**TASK OBJECTIVE**
For each line below with the word "shopping", write out a copy.

Collected data:
*** Block opens ***

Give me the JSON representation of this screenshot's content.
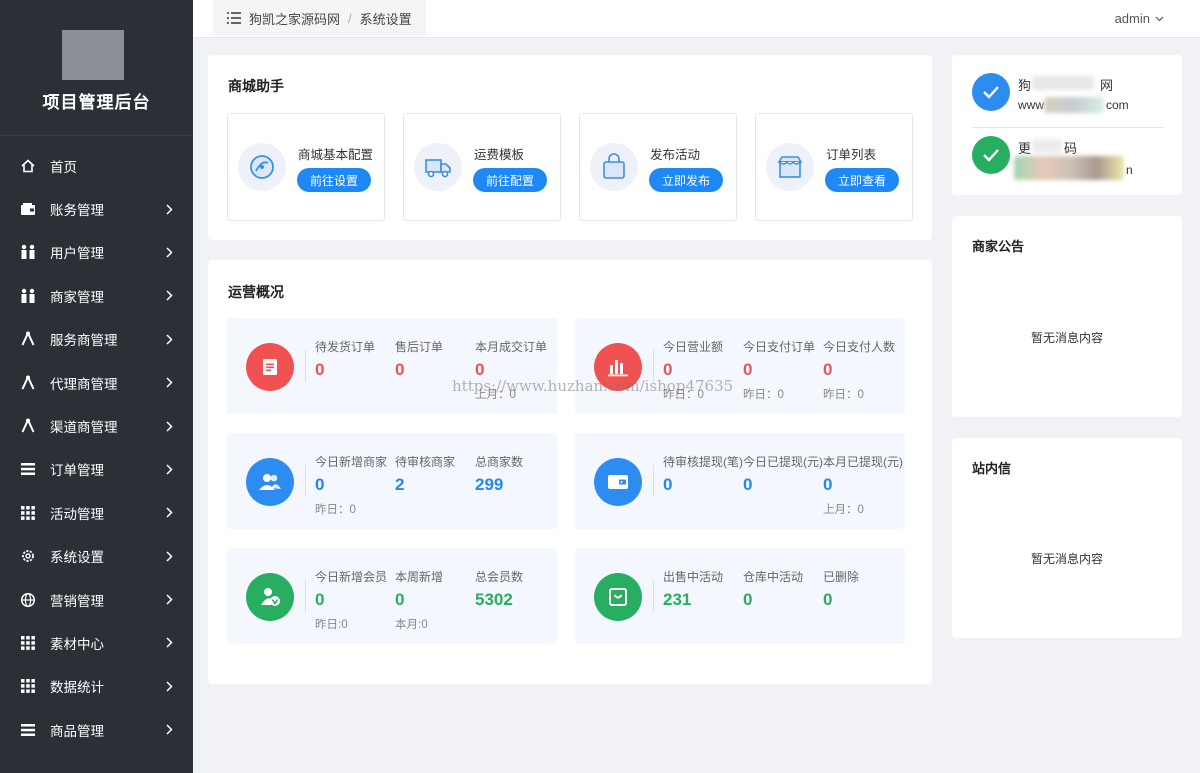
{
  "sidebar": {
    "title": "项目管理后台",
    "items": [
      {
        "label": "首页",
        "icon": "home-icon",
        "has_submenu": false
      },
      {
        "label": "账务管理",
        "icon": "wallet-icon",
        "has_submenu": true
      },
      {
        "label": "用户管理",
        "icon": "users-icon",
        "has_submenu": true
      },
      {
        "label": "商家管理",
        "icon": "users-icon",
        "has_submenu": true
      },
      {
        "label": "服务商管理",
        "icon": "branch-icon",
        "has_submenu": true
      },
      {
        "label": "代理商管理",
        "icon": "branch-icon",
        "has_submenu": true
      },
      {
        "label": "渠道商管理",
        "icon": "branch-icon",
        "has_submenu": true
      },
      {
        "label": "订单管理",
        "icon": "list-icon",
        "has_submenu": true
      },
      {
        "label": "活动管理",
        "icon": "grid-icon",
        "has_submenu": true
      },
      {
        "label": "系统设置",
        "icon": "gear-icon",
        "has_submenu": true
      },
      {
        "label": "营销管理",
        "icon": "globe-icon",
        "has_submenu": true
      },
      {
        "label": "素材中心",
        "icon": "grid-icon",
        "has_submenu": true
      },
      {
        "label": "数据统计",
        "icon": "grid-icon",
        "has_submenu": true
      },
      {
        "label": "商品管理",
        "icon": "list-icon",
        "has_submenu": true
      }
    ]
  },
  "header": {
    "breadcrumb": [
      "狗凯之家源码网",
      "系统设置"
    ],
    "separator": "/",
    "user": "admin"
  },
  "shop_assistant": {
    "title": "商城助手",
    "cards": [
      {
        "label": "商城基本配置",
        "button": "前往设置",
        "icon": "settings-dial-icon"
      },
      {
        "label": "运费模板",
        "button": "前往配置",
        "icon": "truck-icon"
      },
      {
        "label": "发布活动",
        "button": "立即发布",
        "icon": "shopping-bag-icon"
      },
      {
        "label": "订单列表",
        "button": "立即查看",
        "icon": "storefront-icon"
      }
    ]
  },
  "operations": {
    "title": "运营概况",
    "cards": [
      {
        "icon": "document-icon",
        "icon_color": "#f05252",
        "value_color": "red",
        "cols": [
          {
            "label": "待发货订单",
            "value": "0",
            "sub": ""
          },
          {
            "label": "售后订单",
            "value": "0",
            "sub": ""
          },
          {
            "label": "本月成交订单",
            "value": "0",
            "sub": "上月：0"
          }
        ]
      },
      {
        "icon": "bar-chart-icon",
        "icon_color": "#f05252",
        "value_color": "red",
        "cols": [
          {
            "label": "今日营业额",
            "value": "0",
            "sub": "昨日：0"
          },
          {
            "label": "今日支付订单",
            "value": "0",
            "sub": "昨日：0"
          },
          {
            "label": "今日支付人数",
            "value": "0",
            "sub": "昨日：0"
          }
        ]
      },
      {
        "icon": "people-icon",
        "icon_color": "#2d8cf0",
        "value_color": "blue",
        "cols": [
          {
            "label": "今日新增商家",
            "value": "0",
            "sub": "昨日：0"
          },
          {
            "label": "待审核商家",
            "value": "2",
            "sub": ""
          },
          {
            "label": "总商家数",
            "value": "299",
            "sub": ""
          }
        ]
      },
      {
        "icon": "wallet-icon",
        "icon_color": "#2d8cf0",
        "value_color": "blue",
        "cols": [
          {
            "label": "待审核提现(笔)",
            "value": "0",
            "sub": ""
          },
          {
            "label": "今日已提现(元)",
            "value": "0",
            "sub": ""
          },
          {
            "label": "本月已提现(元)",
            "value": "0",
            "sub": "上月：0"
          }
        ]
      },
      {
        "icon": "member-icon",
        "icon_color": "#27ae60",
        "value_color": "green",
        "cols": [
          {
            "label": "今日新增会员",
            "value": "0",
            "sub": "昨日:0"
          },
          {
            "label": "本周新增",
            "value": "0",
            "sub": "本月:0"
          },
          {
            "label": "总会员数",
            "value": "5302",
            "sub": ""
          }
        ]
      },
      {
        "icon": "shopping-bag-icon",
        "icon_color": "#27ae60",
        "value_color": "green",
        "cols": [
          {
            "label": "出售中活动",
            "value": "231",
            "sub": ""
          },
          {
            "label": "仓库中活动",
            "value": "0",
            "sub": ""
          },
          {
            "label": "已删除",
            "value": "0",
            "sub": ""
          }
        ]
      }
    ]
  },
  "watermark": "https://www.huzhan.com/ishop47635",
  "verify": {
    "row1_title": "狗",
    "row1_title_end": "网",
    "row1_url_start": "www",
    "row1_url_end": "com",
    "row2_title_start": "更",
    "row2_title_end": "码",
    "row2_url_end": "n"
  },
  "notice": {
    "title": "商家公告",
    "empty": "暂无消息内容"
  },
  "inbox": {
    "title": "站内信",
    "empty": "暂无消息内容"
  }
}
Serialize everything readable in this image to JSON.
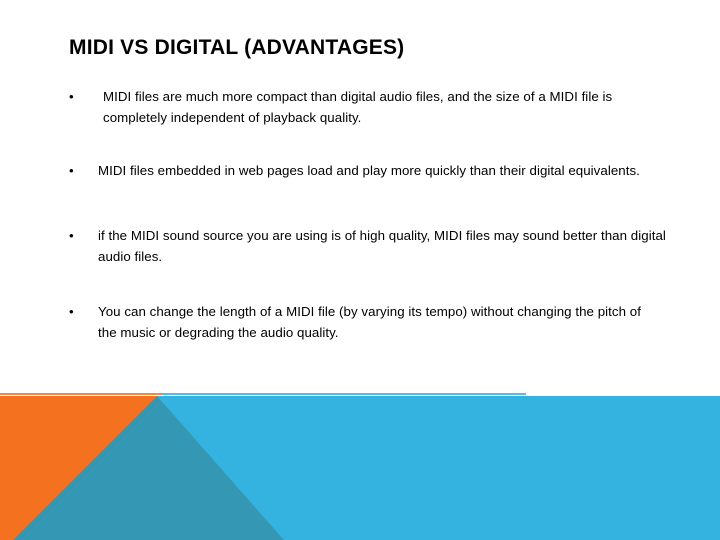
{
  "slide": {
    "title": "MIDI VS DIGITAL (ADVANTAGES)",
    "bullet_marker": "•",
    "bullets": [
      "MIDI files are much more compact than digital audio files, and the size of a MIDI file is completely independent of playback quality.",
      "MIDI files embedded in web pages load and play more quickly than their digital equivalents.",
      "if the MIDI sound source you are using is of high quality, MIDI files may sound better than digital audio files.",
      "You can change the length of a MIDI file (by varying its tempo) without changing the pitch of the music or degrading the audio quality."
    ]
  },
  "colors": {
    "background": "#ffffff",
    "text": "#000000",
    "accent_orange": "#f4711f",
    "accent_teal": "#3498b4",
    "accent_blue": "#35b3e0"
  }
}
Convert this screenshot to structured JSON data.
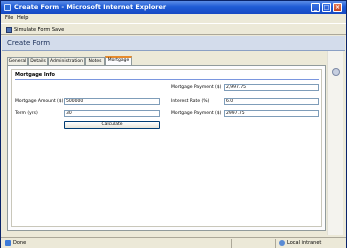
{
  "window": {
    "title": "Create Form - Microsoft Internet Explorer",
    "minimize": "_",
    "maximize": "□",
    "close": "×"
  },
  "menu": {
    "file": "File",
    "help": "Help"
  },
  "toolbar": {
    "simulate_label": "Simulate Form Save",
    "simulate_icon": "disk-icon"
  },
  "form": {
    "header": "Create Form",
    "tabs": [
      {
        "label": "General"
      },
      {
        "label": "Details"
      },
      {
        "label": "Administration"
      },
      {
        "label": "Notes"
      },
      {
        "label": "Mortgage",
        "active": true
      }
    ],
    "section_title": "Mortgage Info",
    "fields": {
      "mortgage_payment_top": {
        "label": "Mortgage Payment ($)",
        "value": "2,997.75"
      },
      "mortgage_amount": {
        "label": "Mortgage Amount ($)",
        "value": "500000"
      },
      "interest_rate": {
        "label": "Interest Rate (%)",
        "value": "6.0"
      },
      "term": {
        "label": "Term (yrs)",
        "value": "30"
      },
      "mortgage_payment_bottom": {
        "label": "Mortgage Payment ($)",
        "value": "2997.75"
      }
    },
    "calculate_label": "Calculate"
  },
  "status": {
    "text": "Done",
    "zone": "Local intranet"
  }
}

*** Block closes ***

**RESPONSE TO THIS TASK**
        "icon": "shopping-bag-icon"
        "icon": "shopping-bag-icon",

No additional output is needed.